Albuquerque Postal Workers Union President Ken Fajardo confirmed Tuesday morning that changes to USPS operations, which he called “senseless and degrading,” are being felt locally. He said the policies are removing sorting machines in Albuquerque. “These are machines that process millions of pieces of mail every day.”
Fajardo said one machine is gone, and three more are scheduled to be removed, and that can mean a 3- to 4-day mail delay. Since the majority of the state’s mail is sorted in Albuquerque, he said, the impacts are far-reaching.
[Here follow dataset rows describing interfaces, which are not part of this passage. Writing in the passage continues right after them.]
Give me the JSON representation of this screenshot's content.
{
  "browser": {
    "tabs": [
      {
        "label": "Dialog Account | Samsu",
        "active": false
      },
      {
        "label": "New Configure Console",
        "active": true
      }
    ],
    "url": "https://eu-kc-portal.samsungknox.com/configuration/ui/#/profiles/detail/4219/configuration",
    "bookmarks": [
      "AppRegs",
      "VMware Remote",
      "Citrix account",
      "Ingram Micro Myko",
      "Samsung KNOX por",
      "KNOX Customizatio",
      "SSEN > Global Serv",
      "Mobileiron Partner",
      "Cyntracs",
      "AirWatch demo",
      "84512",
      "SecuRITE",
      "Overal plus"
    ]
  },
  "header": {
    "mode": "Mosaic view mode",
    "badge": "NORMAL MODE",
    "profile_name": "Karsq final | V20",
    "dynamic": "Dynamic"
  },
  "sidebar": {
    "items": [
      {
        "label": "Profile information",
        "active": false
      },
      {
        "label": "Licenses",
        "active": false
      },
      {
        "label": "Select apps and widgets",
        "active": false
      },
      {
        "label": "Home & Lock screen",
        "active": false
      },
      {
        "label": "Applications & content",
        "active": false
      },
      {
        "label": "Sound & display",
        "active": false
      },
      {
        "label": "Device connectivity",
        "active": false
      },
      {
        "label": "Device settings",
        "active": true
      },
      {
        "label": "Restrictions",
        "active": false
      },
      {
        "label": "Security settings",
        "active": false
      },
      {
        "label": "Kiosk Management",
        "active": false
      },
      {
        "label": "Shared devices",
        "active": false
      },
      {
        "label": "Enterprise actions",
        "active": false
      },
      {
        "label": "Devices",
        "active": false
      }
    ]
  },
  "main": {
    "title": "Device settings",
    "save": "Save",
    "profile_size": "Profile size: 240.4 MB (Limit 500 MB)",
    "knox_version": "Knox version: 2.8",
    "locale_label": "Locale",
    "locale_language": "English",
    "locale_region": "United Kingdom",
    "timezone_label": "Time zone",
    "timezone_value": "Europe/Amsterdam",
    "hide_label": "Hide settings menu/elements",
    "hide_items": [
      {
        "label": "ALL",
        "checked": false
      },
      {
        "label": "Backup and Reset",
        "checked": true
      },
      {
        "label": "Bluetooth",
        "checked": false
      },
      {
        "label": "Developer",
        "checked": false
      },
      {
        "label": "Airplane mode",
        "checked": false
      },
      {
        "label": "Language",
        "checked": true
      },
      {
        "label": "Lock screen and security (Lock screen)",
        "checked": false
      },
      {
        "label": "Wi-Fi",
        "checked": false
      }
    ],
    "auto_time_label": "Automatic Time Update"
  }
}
In the Coronado post office in Santa Fe, policy changes mean delivery drivers are required to head out at a specific time regardless of whether all of the mail has been sorted, said Fajardo. That can mean some mail gets left behind.
U.S. Rep. Deb Haaland also spoke in front of the post office Tuesday, expressing her concerns before returning to Washington D.C. to vote on a bill that would reverse this year’s cutbacks - including eliminating overtime - before an election that will likely depend heavily on the mail. “The President, enabled by his top mega-donor Postmaster General Louis DeJoy, is waging a campaign to sabotage the postal service,” Haaland said. NPR reports DeJoy has donated over $1.2 million to President Trump’s campaign.
The Postmaster General also announced Tuesday that he’s suspending the controversial changes until after the election, “to avoid even the appearance of any impact on election mail.” It’s unclear if DeJoy’s announcement means the mail-sorting machine that’s been taken from the Albuquerque post office will be returned.